> WHAT THE TASK ASKS: Using the entries below, copy out all lines where "header" is found.

> INPUT DATA:

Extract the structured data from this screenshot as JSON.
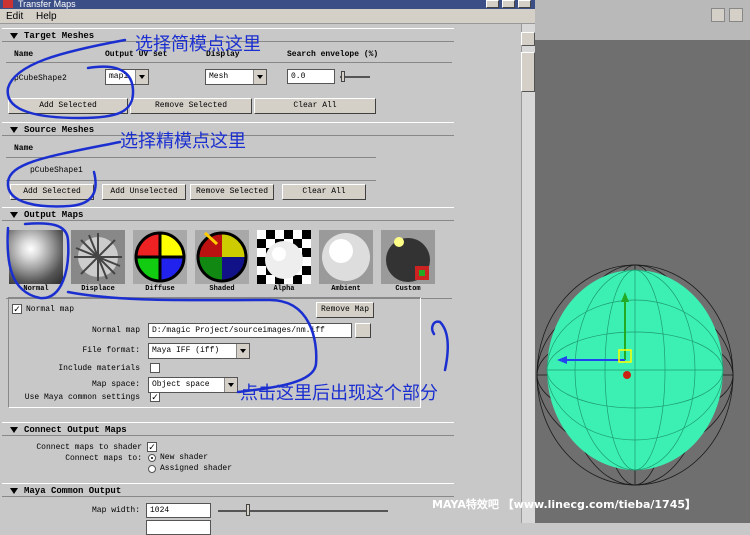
{
  "window": {
    "title": "Transfer Maps"
  },
  "menu": [
    "Edit",
    "Help"
  ],
  "target_meshes": {
    "header": "Target Meshes",
    "columns": {
      "name": "Name",
      "uv_set": "Output UV set",
      "display": "Display",
      "envelope": "Search envelope (%)"
    },
    "row": {
      "name": "pCubeShape2",
      "uv_set": "map1",
      "display": "Mesh",
      "envelope": "0.0"
    },
    "buttons": {
      "add": "Add Selected",
      "remove": "Remove Selected",
      "clear": "Clear All"
    }
  },
  "source_meshes": {
    "header": "Source Meshes",
    "column_name": "Name",
    "row_name": "pCubeShape1",
    "buttons": {
      "add": "Add Selected",
      "add_unselected": "Add Unselected",
      "remove": "Remove Selected",
      "clear": "Clear All"
    }
  },
  "output_maps": {
    "header": "Output Maps",
    "maps": [
      "Normal",
      "Displace",
      "Diffuse",
      "Shaded",
      "Alpha",
      "Ambient",
      "Custom"
    ],
    "remove_map": "Remove Map",
    "normal_map_checkbox": "Normal map",
    "normal_map_checked": true,
    "normal_map_label": "Normal map",
    "normal_map_path": "D:/magic Project/sourceimages/nm.iff",
    "file_format_label": "File format:",
    "file_format_value": "Maya IFF (iff)",
    "include_materials_label": "Include materials",
    "include_materials_checked": false,
    "map_space_label": "Map space:",
    "map_space_value": "Object space",
    "use_maya_label": "Use Maya common settings",
    "use_maya_checked": true
  },
  "connect_output_maps": {
    "header": "Connect Output Maps",
    "connect_label": "Connect maps to shader",
    "connect_checked": true,
    "connect_to_label": "Connect maps to:",
    "options": [
      "New shader",
      "Assigned shader"
    ],
    "selected": "New shader"
  },
  "maya_common_output": {
    "header": "Maya Common Output",
    "map_width_label": "Map width:",
    "map_width_value": "1024"
  },
  "annotations": {
    "low_poly": "选择简模点这里",
    "high_poly": "选择精模点这里",
    "appears": "点击这里后出现这个部分"
  },
  "watermark": "MAYA特效吧 【www.linecg.com/tieba/1745】",
  "colors": {
    "annotation": "#1b2fd0",
    "mesh_wire": "#3cf0b4",
    "title_bar": "#3b4f86"
  }
}
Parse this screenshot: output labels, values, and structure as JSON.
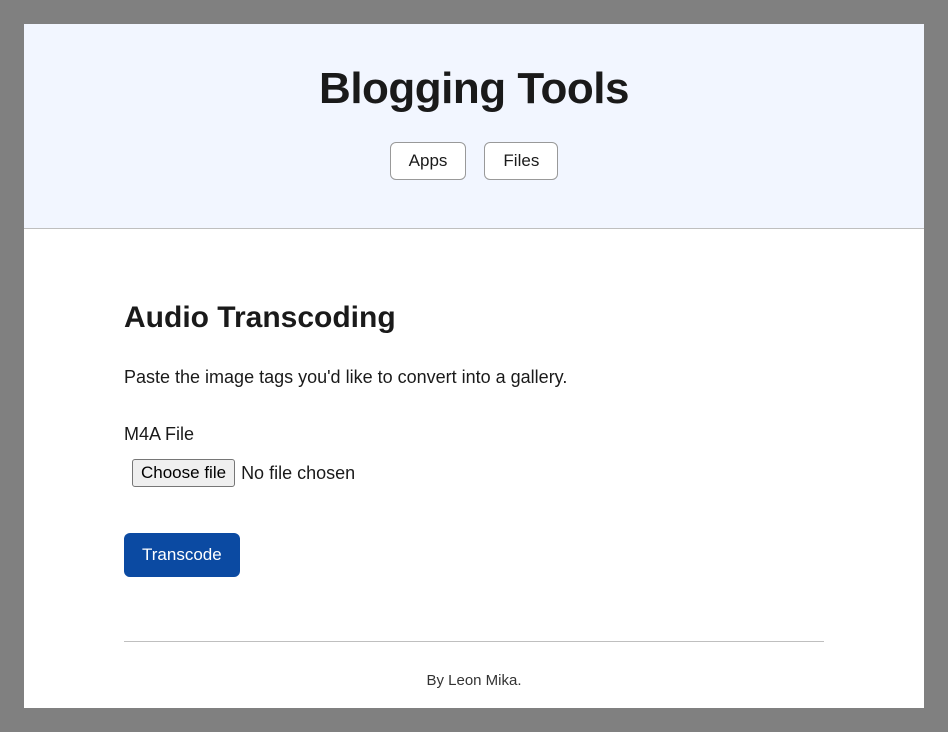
{
  "header": {
    "title": "Blogging Tools",
    "nav": [
      {
        "label": "Apps"
      },
      {
        "label": "Files"
      }
    ]
  },
  "main": {
    "heading": "Audio Transcoding",
    "description": "Paste the image tags you'd like to convert into a gallery.",
    "file_field": {
      "label": "M4A File",
      "button_label": "Choose file",
      "status_text": "No file chosen"
    },
    "submit_label": "Transcode"
  },
  "footer": {
    "text": "By Leon Mika."
  }
}
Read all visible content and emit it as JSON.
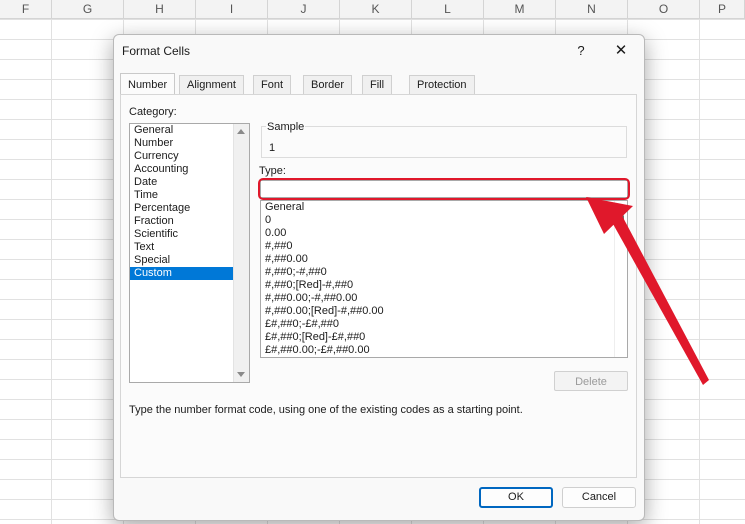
{
  "sheet": {
    "columns": [
      "F",
      "G",
      "H",
      "I",
      "J",
      "K",
      "L",
      "M",
      "N",
      "O",
      "P"
    ]
  },
  "dialog": {
    "title": "Format Cells",
    "help": "?",
    "close": "✕",
    "tabs": [
      "Number",
      "Alignment",
      "Font",
      "Border",
      "Fill",
      "Protection"
    ],
    "active_tab": "Number",
    "category_label": "Category:",
    "categories": [
      "General",
      "Number",
      "Currency",
      "Accounting",
      "Date",
      "Time",
      "Percentage",
      "Fraction",
      "Scientific",
      "Text",
      "Special",
      "Custom"
    ],
    "selected_category": "Custom",
    "sample_label": "Sample",
    "sample_value": "1",
    "type_label": "Type:",
    "type_value": "",
    "formats": [
      "General",
      "0",
      "0.00",
      "#,##0",
      "#,##0.00",
      "#,##0;-#,##0",
      "#,##0;[Red]-#,##0",
      "#,##0.00;-#,##0.00",
      "#,##0.00;[Red]-#,##0.00",
      "£#,##0;-£#,##0",
      "£#,##0;[Red]-£#,##0",
      "£#,##0.00;-£#,##0.00"
    ],
    "delete_label": "Delete",
    "description": "Type the number format code, using one of the existing codes as a starting point.",
    "ok_label": "OK",
    "cancel_label": "Cancel"
  },
  "annotation": {
    "highlight_color": "#e0182b"
  }
}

> WORKED SOLUTION:
    "header": "Target Meshes",
    "header": "Source Meshes",
    "header": "Output Maps",
    "header": "Connect Output Maps",
    "header": "Maya Common Output",
  "header": {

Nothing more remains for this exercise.